GIVEN ENTRIES:
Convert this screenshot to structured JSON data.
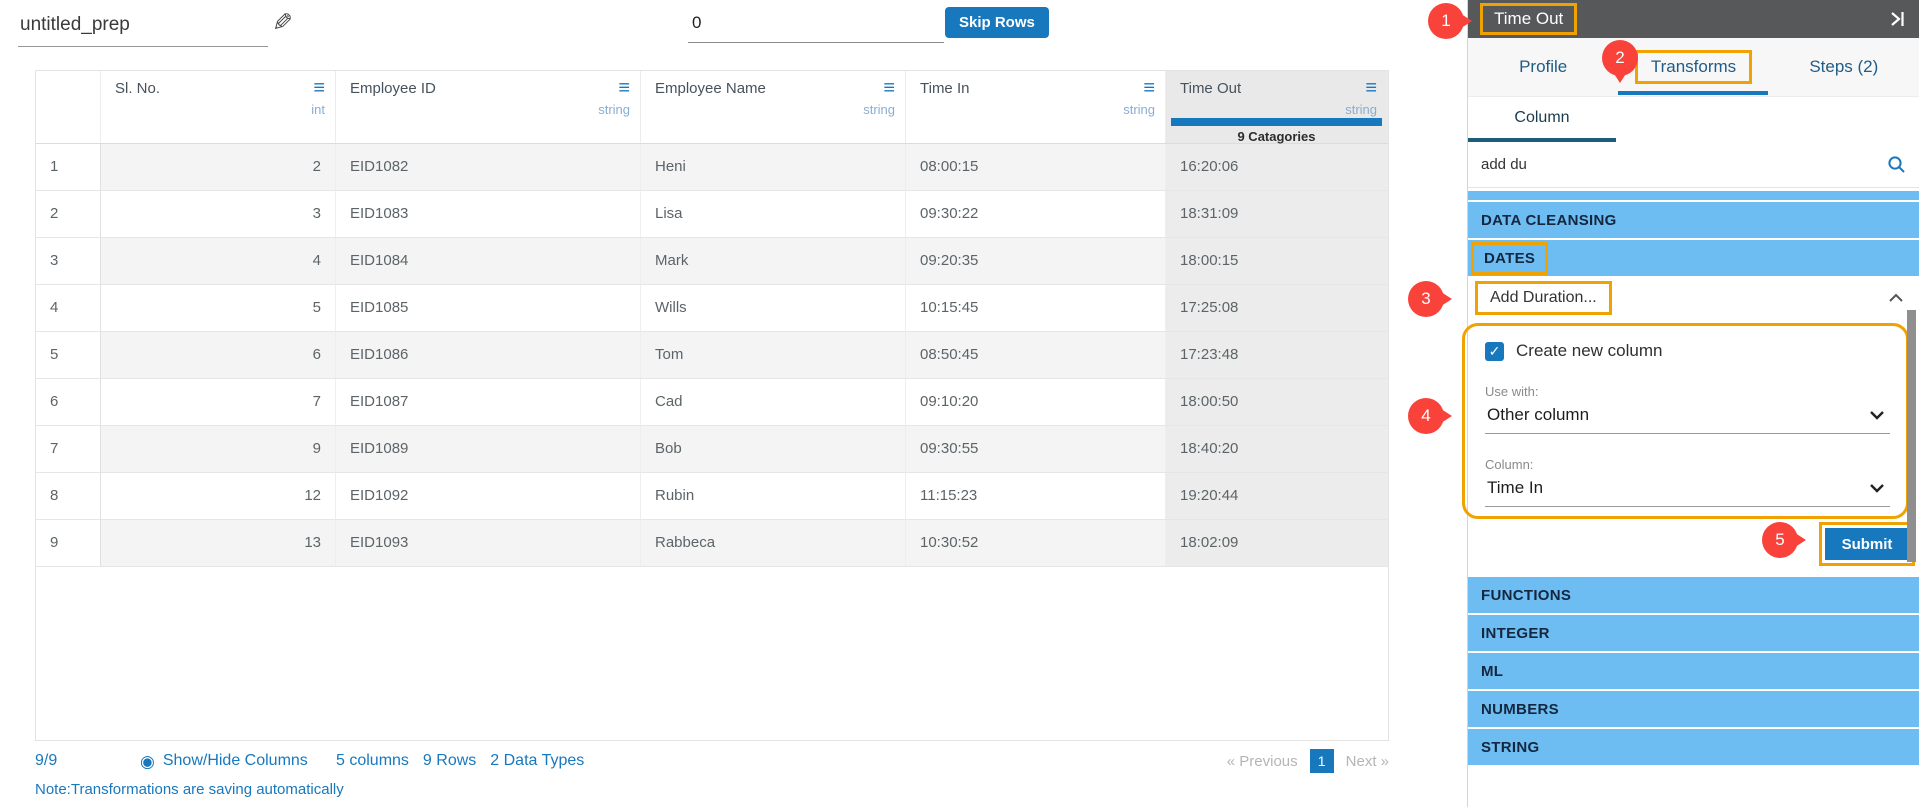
{
  "colors": {
    "accent_blue": "#1878be",
    "category_blue": "#6dbdf2",
    "annotation_orange": "#f0a202",
    "annotation_red": "#f9423a",
    "panel_header_gray": "#57585a"
  },
  "toolbar": {
    "prep_name": "untitled_prep",
    "skip_rows_value": "0",
    "skip_rows_label": "Skip Rows"
  },
  "grid": {
    "columns": [
      {
        "name": "Sl. No.",
        "type": "int"
      },
      {
        "name": "Employee ID",
        "type": "string"
      },
      {
        "name": "Employee Name",
        "type": "string"
      },
      {
        "name": "Time In",
        "type": "string"
      },
      {
        "name": "Time Out",
        "type": "string",
        "selected": true,
        "categories_label": "9 Catagories"
      }
    ],
    "rows": [
      {
        "n": "1",
        "cells": [
          "2",
          "EID1082",
          "Heni",
          "08:00:15",
          "16:20:06"
        ]
      },
      {
        "n": "2",
        "cells": [
          "3",
          "EID1083",
          "Lisa",
          "09:30:22",
          "18:31:09"
        ]
      },
      {
        "n": "3",
        "cells": [
          "4",
          "EID1084",
          "Mark",
          "09:20:35",
          "18:00:15"
        ]
      },
      {
        "n": "4",
        "cells": [
          "5",
          "EID1085",
          "Wills",
          "10:15:45",
          "17:25:08"
        ]
      },
      {
        "n": "5",
        "cells": [
          "6",
          "EID1086",
          "Tom",
          "08:50:45",
          "17:23:48"
        ]
      },
      {
        "n": "6",
        "cells": [
          "7",
          "EID1087",
          "Cad",
          "09:10:20",
          "18:00:50"
        ]
      },
      {
        "n": "7",
        "cells": [
          "9",
          "EID1089",
          "Bob",
          "09:30:55",
          "18:40:20"
        ]
      },
      {
        "n": "8",
        "cells": [
          "12",
          "EID1092",
          "Rubin",
          "11:15:23",
          "19:20:44"
        ]
      },
      {
        "n": "9",
        "cells": [
          "13",
          "EID1093",
          "Rabbeca",
          "10:30:52",
          "18:02:09"
        ]
      }
    ]
  },
  "footer": {
    "row_count": "9/9",
    "show_hide_label": "Show/Hide Columns",
    "summary": [
      "5 columns",
      "9 Rows",
      "2 Data Types"
    ],
    "pagination": {
      "previous": "« Previous",
      "page": "1",
      "next": "Next »"
    },
    "note": "Note:Transformations are saving automatically"
  },
  "panel": {
    "title": "Time Out",
    "tabs": [
      {
        "label": "Profile"
      },
      {
        "label": "Transforms",
        "active": true
      },
      {
        "label": "Steps (2)"
      }
    ],
    "subtab_label": "Column",
    "search_value": "add du",
    "categories_top": [
      {
        "label": "DATA CLEANSING"
      },
      {
        "label": "DATES",
        "highlighted": true
      }
    ],
    "transform": {
      "name": "Add Duration...",
      "checkbox_label": "Create new column",
      "checkbox_checked": true,
      "use_with_label": "Use with:",
      "use_with_value": "Other column",
      "column_label": "Column:",
      "column_value": "Time In",
      "submit_label": "Submit"
    },
    "categories_bottom": [
      {
        "label": "FUNCTIONS"
      },
      {
        "label": "INTEGER"
      },
      {
        "label": "ML"
      },
      {
        "label": "NUMBERS"
      },
      {
        "label": "STRING"
      }
    ]
  },
  "annotations": {
    "badges": [
      "1",
      "2",
      "3",
      "4",
      "5"
    ]
  }
}
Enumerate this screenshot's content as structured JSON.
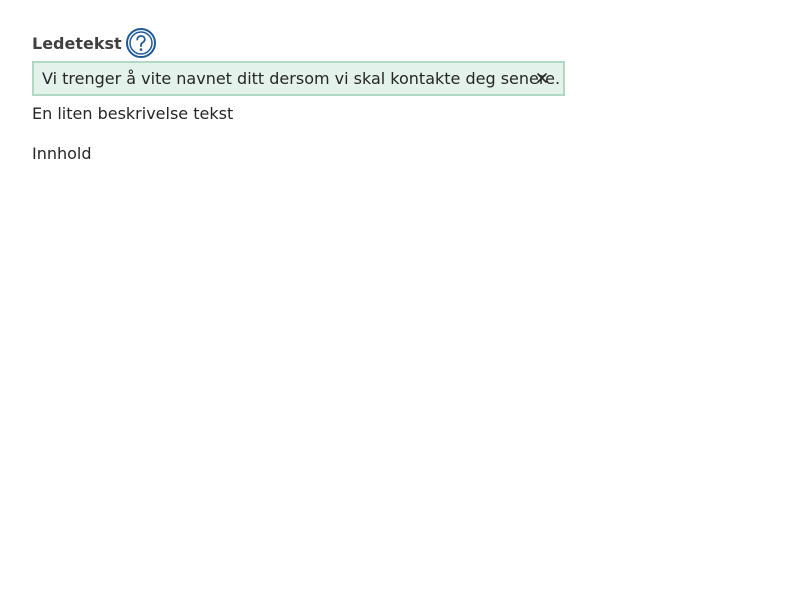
{
  "field": {
    "label": "Ledetekst",
    "help_icon": "question-circle-icon",
    "help_text": "Vi trenger å vite navnet ditt dersom vi skal kontakte deg senere.",
    "close_icon": "close-icon",
    "description": "En liten beskrivelse tekst",
    "content": "Innhold"
  },
  "colors": {
    "label": "#404040",
    "help_icon": "#1e5a9a",
    "help_panel_bg": "#e3f2ea",
    "help_panel_border": "#b1d8c2",
    "text": "#262626"
  }
}
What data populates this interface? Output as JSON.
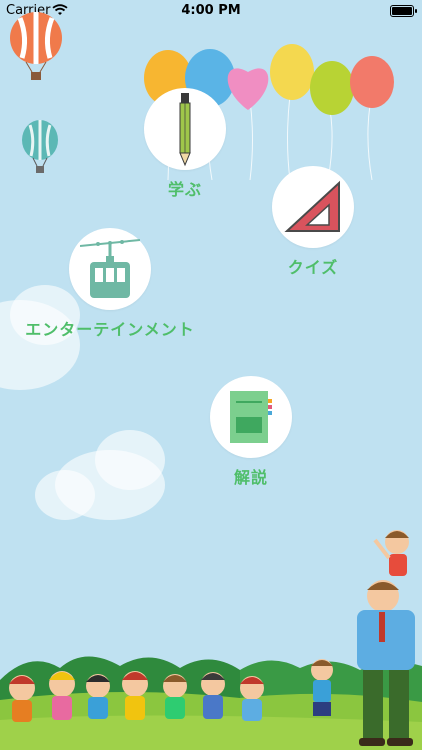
{
  "status_bar": {
    "carrier": "Carrier",
    "time": "4:00 PM"
  },
  "menu": {
    "learn": {
      "label": "学ぶ",
      "icon": "pencil-icon"
    },
    "quiz": {
      "label": "クイズ",
      "icon": "triangle-ruler-icon"
    },
    "entertainment": {
      "label": "エンターテインメント",
      "icon": "gondola-icon"
    },
    "explanation": {
      "label": "解説",
      "icon": "notebook-icon"
    }
  },
  "colors": {
    "background": "#bfe1f1",
    "label": "#4fbe6a"
  }
}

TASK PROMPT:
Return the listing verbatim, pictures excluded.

TASK ANSWER:
Convert this screenshot to structured JSON data.
{
  "colors": {
    "accent_blue": "#1878be",
    "category_blue": "#6dbdf2",
    "annotation_orange": "#f0a202",
    "annotation_red": "#f9423a",
    "panel_header_gray": "#57585a"
  },
  "toolbar": {
    "prep_name": "untitled_prep",
    "skip_rows_value": "0",
    "skip_rows_label": "Skip Rows"
  },
  "grid": {
    "columns": [
      {
        "name": "Sl. No.",
        "type": "int"
      },
      {
        "name": "Employee ID",
        "type": "string"
      },
      {
        "name": "Employee Name",
        "type": "string"
      },
      {
        "name": "Time In",
        "type": "string"
      },
      {
        "name": "Time Out",
        "type": "string",
        "selected": true,
        "categories_label": "9 Catagories"
      }
    ],
    "rows": [
      {
        "n": "1",
        "cells": [
          "2",
          "EID1082",
          "Heni",
          "08:00:15",
          "16:20:06"
        ]
      },
      {
        "n": "2",
        "cells": [
          "3",
          "EID1083",
          "Lisa",
          "09:30:22",
          "18:31:09"
        ]
      },
      {
        "n": "3",
        "cells": [
          "4",
          "EID1084",
          "Mark",
          "09:20:35",
          "18:00:15"
        ]
      },
      {
        "n": "4",
        "cells": [
          "5",
          "EID1085",
          "Wills",
          "10:15:45",
          "17:25:08"
        ]
      },
      {
        "n": "5",
        "cells": [
          "6",
          "EID1086",
          "Tom",
          "08:50:45",
          "17:23:48"
        ]
      },
      {
        "n": "6",
        "cells": [
          "7",
          "EID1087",
          "Cad",
          "09:10:20",
          "18:00:50"
        ]
      },
      {
        "n": "7",
        "cells": [
          "9",
          "EID1089",
          "Bob",
          "09:30:55",
          "18:40:20"
        ]
      },
      {
        "n": "8",
        "cells": [
          "12",
          "EID1092",
          "Rubin",
          "11:15:23",
          "19:20:44"
        ]
      },
      {
        "n": "9",
        "cells": [
          "13",
          "EID1093",
          "Rabbeca",
          "10:30:52",
          "18:02:09"
        ]
      }
    ]
  },
  "footer": {
    "row_count": "9/9",
    "show_hide_label": "Show/Hide Columns",
    "summary": [
      "5 columns",
      "9 Rows",
      "2 Data Types"
    ],
    "pagination": {
      "previous": "« Previous",
      "page": "1",
      "next": "Next »"
    },
    "note": "Note:Transformations are saving automatically"
  },
  "panel": {
    "title": "Time Out",
    "tabs": [
      {
        "label": "Profile"
      },
      {
        "label": "Transforms",
        "active": true
      },
      {
        "label": "Steps (2)"
      }
    ],
    "subtab_label": "Column",
    "search_value": "add du",
    "categories_top": [
      {
        "label": "DATA CLEANSING"
      },
      {
        "label": "DATES",
        "highlighted": true
      }
    ],
    "transform": {
      "name": "Add Duration...",
      "checkbox_label": "Create new column",
      "checkbox_checked": true,
      "use_with_label": "Use with:",
      "use_with_value": "Other column",
      "column_label": "Column:",
      "column_value": "Time In",
      "submit_label": "Submit"
    },
    "categories_bottom": [
      {
        "label": "FUNCTIONS"
      },
      {
        "label": "INTEGER"
      },
      {
        "label": "ML"
      },
      {
        "label": "NUMBERS"
      },
      {
        "label": "STRING"
      }
    ]
  },
  "annotations": {
    "badges": [
      "1",
      "2",
      "3",
      "4",
      "5"
    ]
  }
}
Enumerate this screenshot's content as structured JSON.
{
  "field": {
    "label": "Ledetekst",
    "help_icon": "question-circle-icon",
    "help_text": "Vi trenger å vite navnet ditt dersom vi skal kontakte deg senere.",
    "close_icon": "close-icon",
    "description": "En liten beskrivelse tekst",
    "content": "Innhold"
  },
  "colors": {
    "label": "#404040",
    "help_icon": "#1e5a9a",
    "help_panel_bg": "#e3f2ea",
    "help_panel_border": "#b1d8c2",
    "text": "#262626"
  }
}
What data populates this interface? Output as JSON.
{
  "status_bar": {
    "carrier": "Carrier",
    "time": "4:00 PM"
  },
  "menu": {
    "learn": {
      "label": "学ぶ",
      "icon": "pencil-icon"
    },
    "quiz": {
      "label": "クイズ",
      "icon": "triangle-ruler-icon"
    },
    "entertainment": {
      "label": "エンターテインメント",
      "icon": "gondola-icon"
    },
    "explanation": {
      "label": "解説",
      "icon": "notebook-icon"
    }
  },
  "colors": {
    "background": "#bfe1f1",
    "label": "#4fbe6a"
  }
}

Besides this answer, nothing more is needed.